Collect every line in the records below that contains the word "Chicks".
= = = = = = =
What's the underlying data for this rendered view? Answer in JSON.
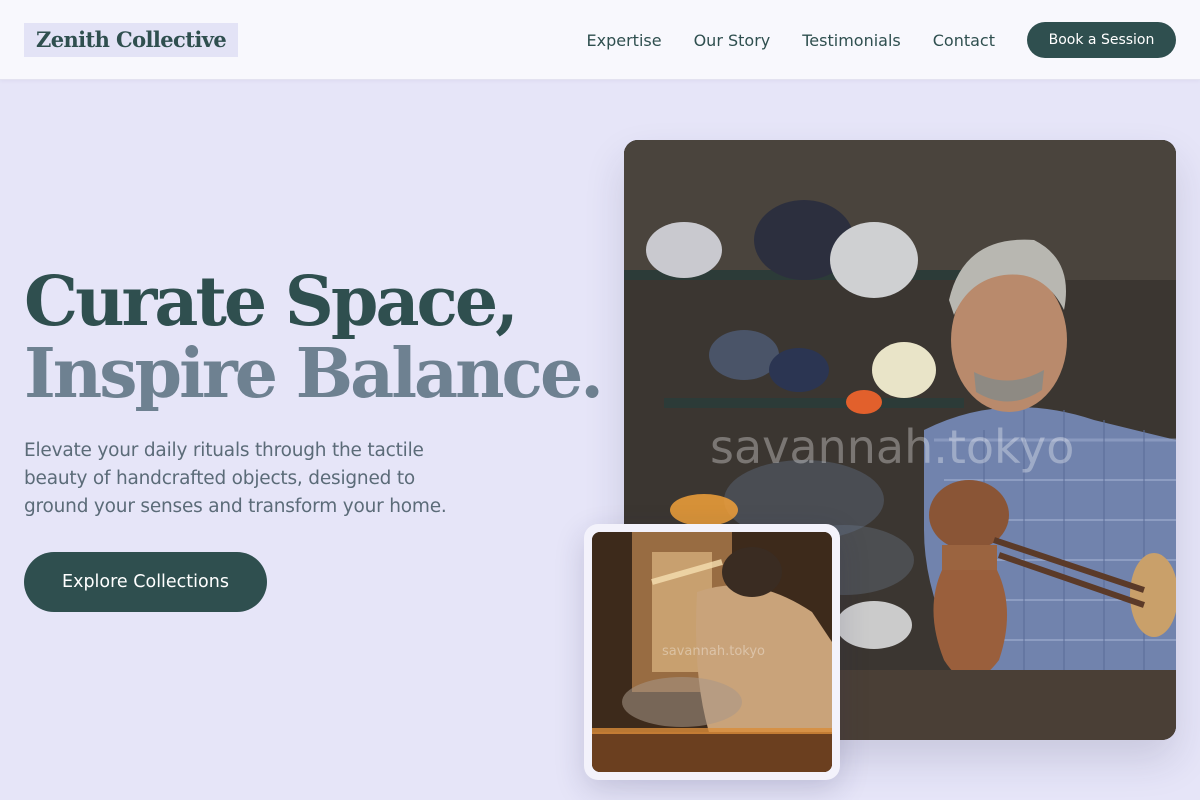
{
  "brand": {
    "name": "Zenith Collective"
  },
  "nav": {
    "links": [
      "Expertise",
      "Our Story",
      "Testimonials",
      "Contact"
    ],
    "cta": "Book a Session"
  },
  "hero": {
    "headline_line1": "Curate Space,",
    "headline_line2": "Inspire Balance.",
    "subtext": "Elevate your daily rituals through the tactile beauty of handcrafted objects, designed to ground your senses and transform your home.",
    "cta": "Explore Collections"
  },
  "images": {
    "main": {
      "watermark": "savannah.tokyo"
    },
    "secondary": {
      "watermark": "savannah.tokyo"
    }
  },
  "colors": {
    "background": "#e6e5f8",
    "header": "#f8f8fd",
    "accent": "#2f4f4f",
    "headline_secondary": "#6e8191",
    "body_text": "#5b6b78"
  }
}
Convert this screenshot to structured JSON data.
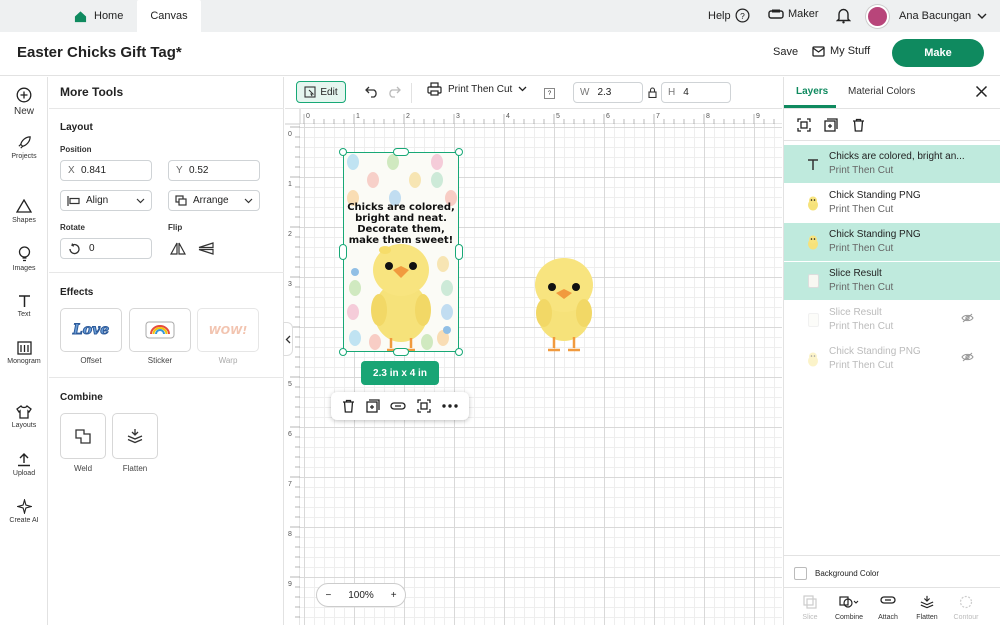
{
  "topbar": {
    "home_label": "Home",
    "canvas_label": "Canvas",
    "help_label": "Help",
    "maker_label": "Maker",
    "user_name": "Ana Bacungan"
  },
  "titlebar": {
    "doc_title": "Easter Chicks Gift Tag*",
    "save_label": "Save",
    "mystuff_label": "My Stuff",
    "make_label": "Make"
  },
  "rail": {
    "items": [
      {
        "label": "New",
        "icon": "plus-circle-icon"
      },
      {
        "label": "Projects",
        "icon": "rocket-icon"
      },
      {
        "label": "Shapes",
        "icon": "shapes-icon"
      },
      {
        "label": "Images",
        "icon": "bulb-icon"
      },
      {
        "label": "Text",
        "icon": "text-icon"
      },
      {
        "label": "Monogram",
        "icon": "monogram-icon"
      },
      {
        "label": "Layouts",
        "icon": "shirt-icon"
      },
      {
        "label": "Upload",
        "icon": "upload-icon"
      },
      {
        "label": "Create AI",
        "icon": "sparkle-icon"
      }
    ]
  },
  "tools": {
    "title": "More Tools",
    "layout_title": "Layout",
    "position_label": "Position",
    "x_prefix": "X",
    "x_value": "0.841",
    "y_prefix": "Y",
    "y_value": "0.52",
    "align_label": "Align",
    "arrange_label": "Arrange",
    "rotate_label": "Rotate",
    "rotate_value": "0",
    "flip_label": "Flip",
    "effects_title": "Effects",
    "offset_label": "Offset",
    "sticker_label": "Sticker",
    "warp_label": "Warp",
    "offset_art": "Love",
    "warp_art": "WOW!",
    "combine_title": "Combine",
    "weld_label": "Weld",
    "flatten_label": "Flatten"
  },
  "canvas": {
    "edit_label": "Edit",
    "operation": "Print Then Cut",
    "help_box": "?",
    "w_prefix": "W",
    "w_value": "2.3",
    "h_prefix": "H",
    "h_value": "4",
    "ruler_h": [
      "0",
      "1",
      "2",
      "3",
      "4",
      "5",
      "6",
      "7",
      "8",
      "9"
    ],
    "ruler_v": [
      "0",
      "1",
      "2",
      "3",
      "4",
      "5",
      "6",
      "7",
      "8",
      "9"
    ],
    "tag_text": "Chicks are colored, bright and neat. Decorate them, make them sweet!",
    "dimensions": "2.3  in x 4  in",
    "zoom": "100%",
    "zoom_minus": "−",
    "zoom_plus": "+"
  },
  "layers_panel": {
    "tab_layers": "Layers",
    "tab_material": "Material Colors",
    "layers": [
      {
        "name": "Chicks are colored, bright an...",
        "op": "Print Then Cut",
        "selected": true,
        "hidden": false,
        "icon": "text-icon"
      },
      {
        "name": "Chick Standing PNG",
        "op": "Print Then Cut",
        "selected": false,
        "hidden": false,
        "icon": "chick-icon"
      },
      {
        "name": "Chick Standing PNG",
        "op": "Print Then Cut",
        "selected": true,
        "hidden": false,
        "icon": "chick-icon"
      },
      {
        "name": "Slice Result",
        "op": "Print Then Cut",
        "selected": true,
        "hidden": false,
        "icon": "slice-icon"
      },
      {
        "name": "Slice Result",
        "op": "Print Then Cut",
        "selected": false,
        "hidden": true,
        "icon": "slice-icon"
      },
      {
        "name": "Chick Standing PNG",
        "op": "Print Then Cut",
        "selected": false,
        "hidden": true,
        "icon": "chick-icon"
      }
    ],
    "background_color_label": "Background Color",
    "bottom_actions": [
      {
        "label": "Slice",
        "disabled": true
      },
      {
        "label": "Combine",
        "disabled": false
      },
      {
        "label": "Attach",
        "disabled": false
      },
      {
        "label": "Flatten",
        "disabled": false
      },
      {
        "label": "Contour",
        "disabled": true
      }
    ]
  },
  "colors": {
    "accent": "#0f8a5f",
    "selection": "#17a876",
    "layer_selected_bg": "#bfeadd"
  }
}
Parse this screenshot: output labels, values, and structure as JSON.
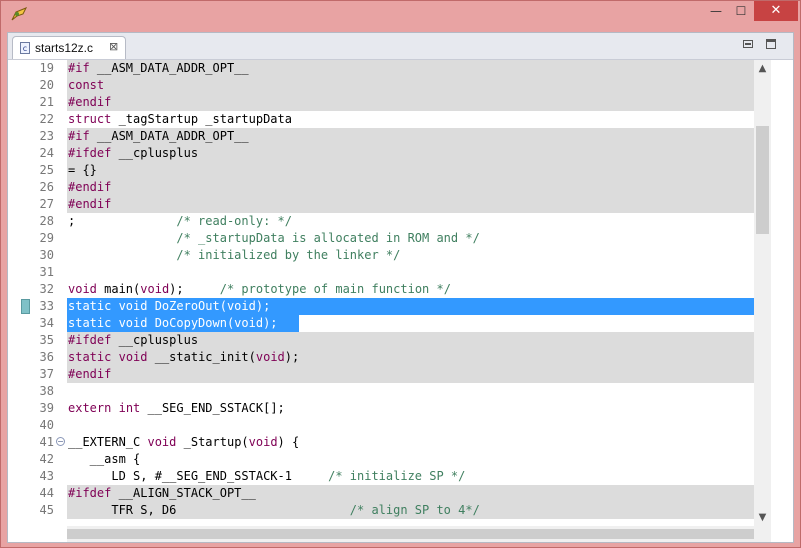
{
  "window": {
    "close_label": "✕",
    "minimize_label": "—",
    "maximize_label": "☐"
  },
  "tab": {
    "icon_letter": "c",
    "label": "starts12z.c",
    "close_label": "⊠"
  },
  "lines": [
    {
      "n": "19",
      "t": "#if __ASM_DATA_ADDR_OPT__"
    },
    {
      "n": "20",
      "t": "const"
    },
    {
      "n": "21",
      "t": "#endif"
    },
    {
      "n": "22",
      "t": "struct _tagStartup _startupData"
    },
    {
      "n": "23",
      "t": "#if __ASM_DATA_ADDR_OPT__"
    },
    {
      "n": "24",
      "t": "#ifdef __cplusplus"
    },
    {
      "n": "25",
      "t": "= {}"
    },
    {
      "n": "26",
      "t": "#endif"
    },
    {
      "n": "27",
      "t": "#endif"
    },
    {
      "n": "28",
      "t": ";              /* read-only: */"
    },
    {
      "n": "29",
      "t": "               /* _startupData is allocated in ROM and */"
    },
    {
      "n": "30",
      "t": "               /* initialized by the linker */"
    },
    {
      "n": "31",
      "t": ""
    },
    {
      "n": "32",
      "t": "void main(void);     /* prototype of main function */"
    },
    {
      "n": "33",
      "t": "static void DoZeroOut(void);"
    },
    {
      "n": "34",
      "t": "static void DoCopyDown(void);"
    },
    {
      "n": "35",
      "t": "#ifdef __cplusplus"
    },
    {
      "n": "36",
      "t": "static void __static_init(void);"
    },
    {
      "n": "37",
      "t": "#endif"
    },
    {
      "n": "38",
      "t": ""
    },
    {
      "n": "39",
      "t": "extern int __SEG_END_SSTACK[];"
    },
    {
      "n": "40",
      "t": ""
    },
    {
      "n": "41",
      "t": "__EXTERN_C void _Startup(void) {"
    },
    {
      "n": "42",
      "t": "   __asm {"
    },
    {
      "n": "43",
      "t": "      LD S, #__SEG_END_SSTACK-1     /* initialize SP */"
    },
    {
      "n": "44",
      "t": "#ifdef __ALIGN_STACK_OPT__"
    },
    {
      "n": "45",
      "t": "      TFR S, D6                        /* align SP to 4*/"
    }
  ],
  "scroll": {
    "up_label": "▲",
    "down_label": "▼"
  }
}
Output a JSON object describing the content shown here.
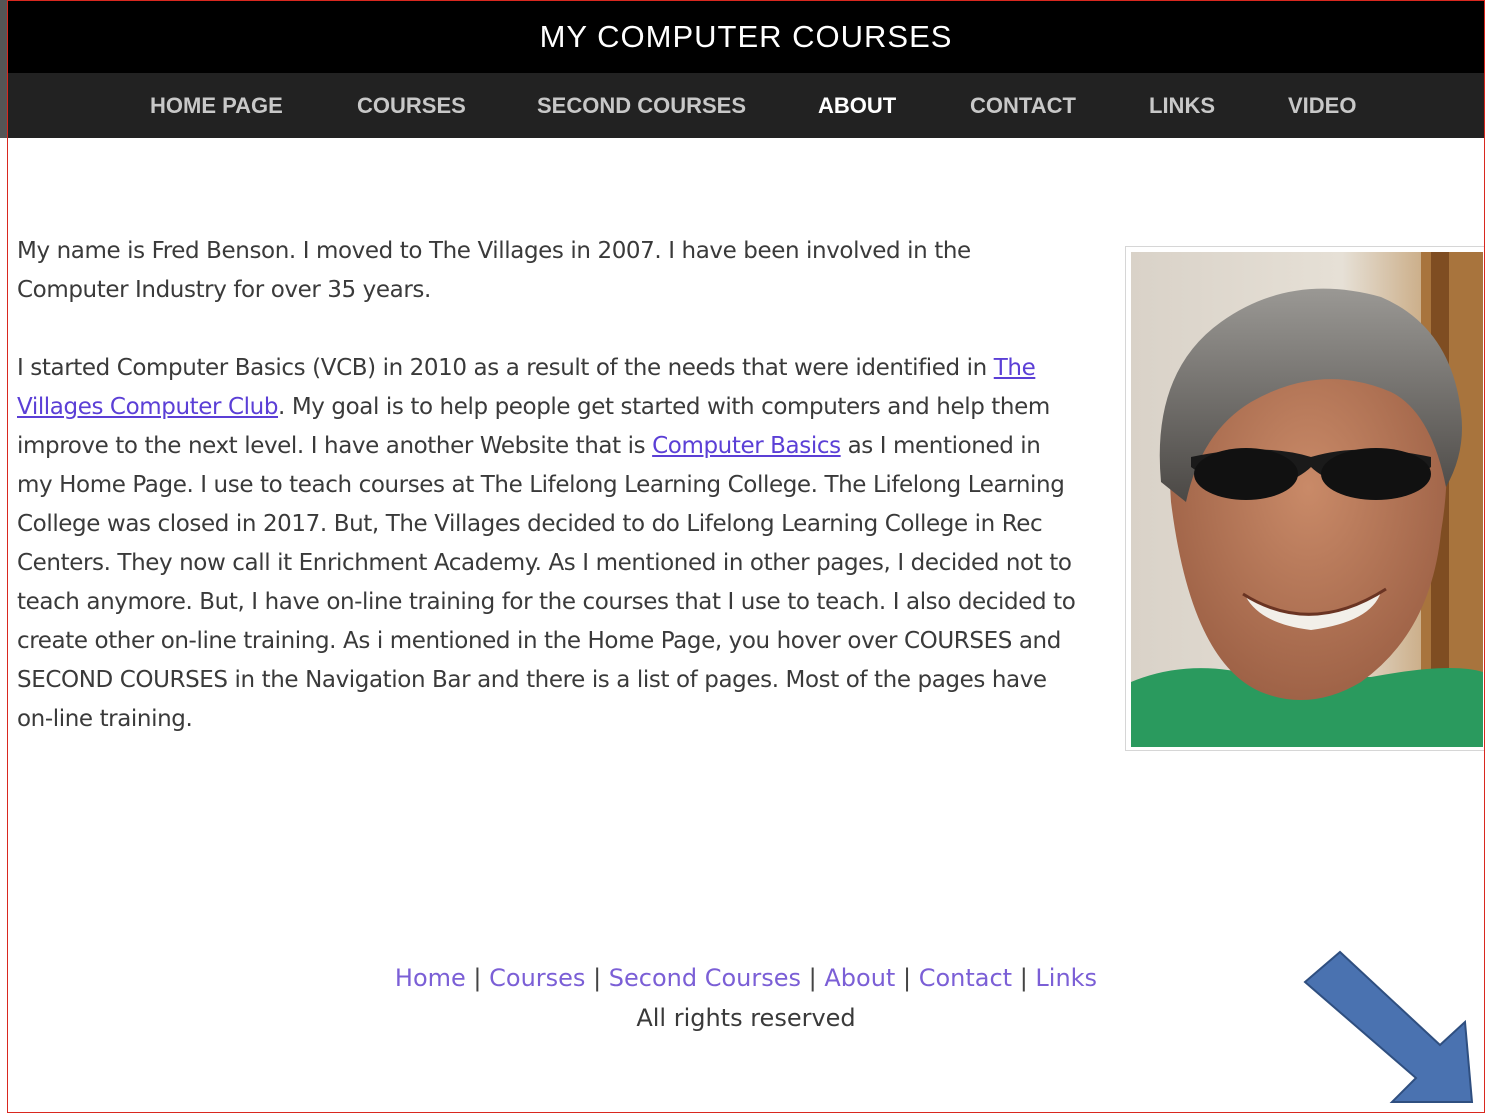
{
  "site": {
    "title": "MY COMPUTER COURSES"
  },
  "nav": {
    "items": [
      {
        "label": "HOME PAGE"
      },
      {
        "label": "COURSES"
      },
      {
        "label": "SECOND COURSES"
      },
      {
        "label": "ABOUT"
      },
      {
        "label": "CONTACT"
      },
      {
        "label": "LINKS"
      },
      {
        "label": "VIDEO"
      }
    ],
    "active": "ABOUT"
  },
  "about": {
    "p1": "My name is Fred Benson.  I moved to The Villages in 2007.  I have been involved in the Computer Industry for over 35 years.",
    "p2_before_link1": "I started Computer Basics (VCB) in 2010 as a result of the needs that were identified in ",
    "link1": "The Villages Computer Club",
    "p2_mid": ".  My goal is to help people get started with computers and help them improve to the next level.  I have another Website that is ",
    "link2": "Computer Basics",
    "p2_after": " as I mentioned in my Home Page.  I use to teach courses at The Lifelong Learning College.  The Lifelong Learning College was closed in 2017.  But, The Villages decided to do Lifelong Learning College in Rec Centers.  They now call it Enrichment Academy.  As I mentioned in other pages, I decided not to teach anymore.  But, I have on-line training for the courses that I use to teach.  I also decided to create other on-line training.  As i mentioned in the Home Page, you hover over COURSES and SECOND COURSES in the Navigation Bar and there is a list of pages.  Most of the pages have on-line training."
  },
  "footer": {
    "links": [
      {
        "label": "Home"
      },
      {
        "label": "Courses"
      },
      {
        "label": "Second Courses"
      },
      {
        "label": "About"
      },
      {
        "label": "Contact"
      },
      {
        "label": "Links"
      }
    ],
    "separator": "|",
    "rights": "All rights reserved"
  },
  "colors": {
    "title_bg": "#000000",
    "nav_bg": "#222222",
    "link": "#5b3fd6",
    "arrow": "#4a72b0"
  }
}
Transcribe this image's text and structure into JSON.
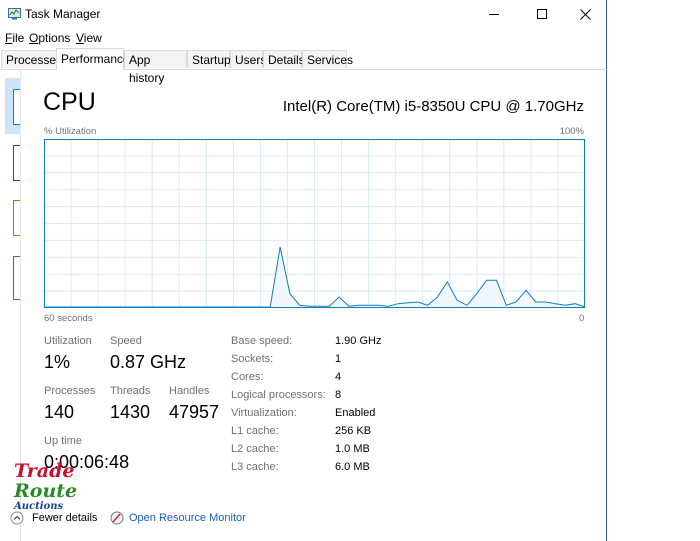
{
  "window": {
    "title": "Task Manager"
  },
  "menu": [
    {
      "label": "File",
      "key": "F",
      "rest": "ile"
    },
    {
      "label": "Options",
      "key": "O",
      "rest": "ptions"
    },
    {
      "label": "View",
      "key": "V",
      "rest": "iew"
    }
  ],
  "tabs": [
    "Processes",
    "Performance",
    "App history",
    "Startup",
    "Users",
    "Details",
    "Services"
  ],
  "active_tab": "Performance",
  "cpu": {
    "title": "CPU",
    "model": "Intel(R) Core(TM) i5-8350U CPU @ 1.70GHz",
    "graph_label": "% Utilization",
    "graph_max": "100%",
    "time_left": "60 seconds",
    "time_right": "0"
  },
  "chart_data": {
    "type": "area",
    "x": [
      60,
      59,
      58,
      57,
      56,
      55,
      54,
      53,
      52,
      51,
      50,
      49,
      48,
      47,
      46,
      45,
      44,
      43,
      42,
      41,
      40,
      39,
      38,
      37,
      36,
      35,
      34,
      33,
      32,
      31,
      30,
      29,
      28,
      27,
      26,
      25,
      24,
      23,
      22,
      21,
      20,
      19,
      18,
      17,
      16,
      15,
      14,
      13,
      12,
      11,
      10,
      9,
      8,
      7,
      6,
      5,
      4,
      3,
      2,
      1,
      0
    ],
    "values": [
      0,
      0,
      0,
      0,
      0,
      0,
      0,
      0,
      0,
      0,
      0,
      0,
      0,
      0,
      0,
      0,
      0,
      0,
      0,
      0,
      0,
      0,
      0,
      0,
      36,
      8,
      1,
      0.5,
      0.5,
      0.5,
      6,
      0.5,
      1,
      1,
      1,
      0.5,
      2,
      2.5,
      3,
      1,
      6,
      15,
      4,
      1,
      8,
      16,
      16,
      1,
      3,
      10,
      3,
      3,
      2,
      1,
      2,
      0
    ],
    "ylim": [
      0,
      100
    ],
    "xlim": [
      60,
      0
    ],
    "grid": true,
    "color": "#117dbb",
    "fill": "#f1f6fa"
  },
  "stats": {
    "utilization_label": "Utilization",
    "utilization": "1%",
    "speed_label": "Speed",
    "speed": "0.87 GHz",
    "processes_label": "Processes",
    "processes": "140",
    "threads_label": "Threads",
    "threads": "1430",
    "handles_label": "Handles",
    "handles": "47957",
    "uptime_label": "Up time",
    "uptime": "0:00:06:48"
  },
  "specs": [
    {
      "label": "Base speed:",
      "value": "1.90 GHz"
    },
    {
      "label": "Sockets:",
      "value": "1"
    },
    {
      "label": "Cores:",
      "value": "4"
    },
    {
      "label": "Logical processors:",
      "value": "8"
    },
    {
      "label": "Virtualization:",
      "value": "Enabled"
    },
    {
      "label": "L1 cache:",
      "value": "256 KB"
    },
    {
      "label": "L2 cache:",
      "value": "1.0 MB"
    },
    {
      "label": "L3 cache:",
      "value": "6.0 MB"
    }
  ],
  "footer": {
    "fewer_details": "Fewer details",
    "resource_monitor": "Open Resource Monitor"
  },
  "watermark": {
    "line1": "Trade",
    "line2": "Route",
    "line3": "Auctions"
  }
}
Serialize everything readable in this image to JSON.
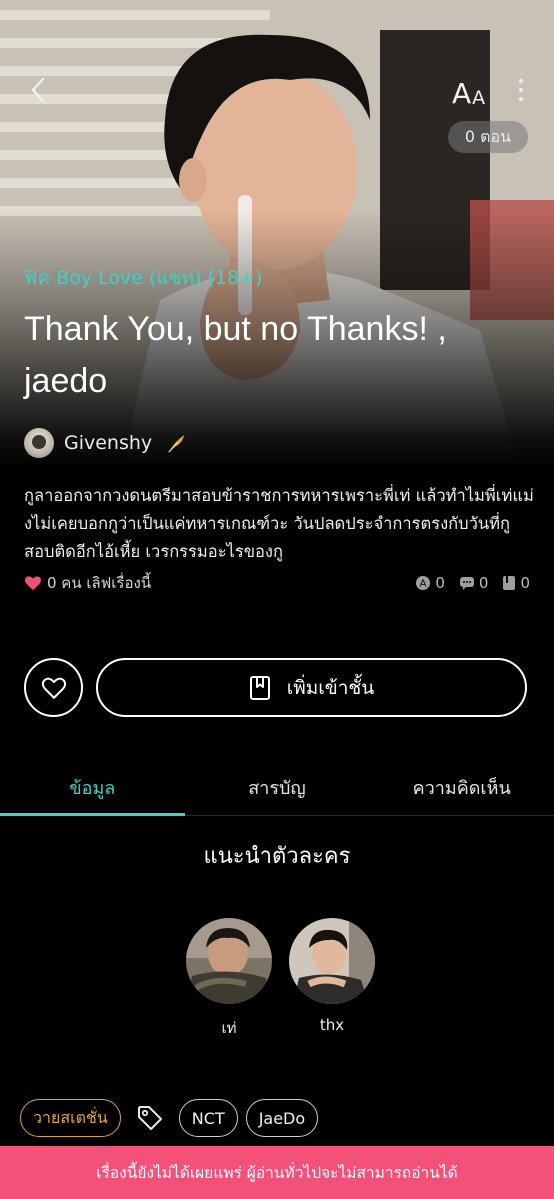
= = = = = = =
## Completed exercise:
    "doc_title": "Easter Chicks Gift Tag*",
    "tag_text": "Chicks are colored, bright and neat. Decorate them, make them sweet!",
        "name": "Chicks are colored, bright an...",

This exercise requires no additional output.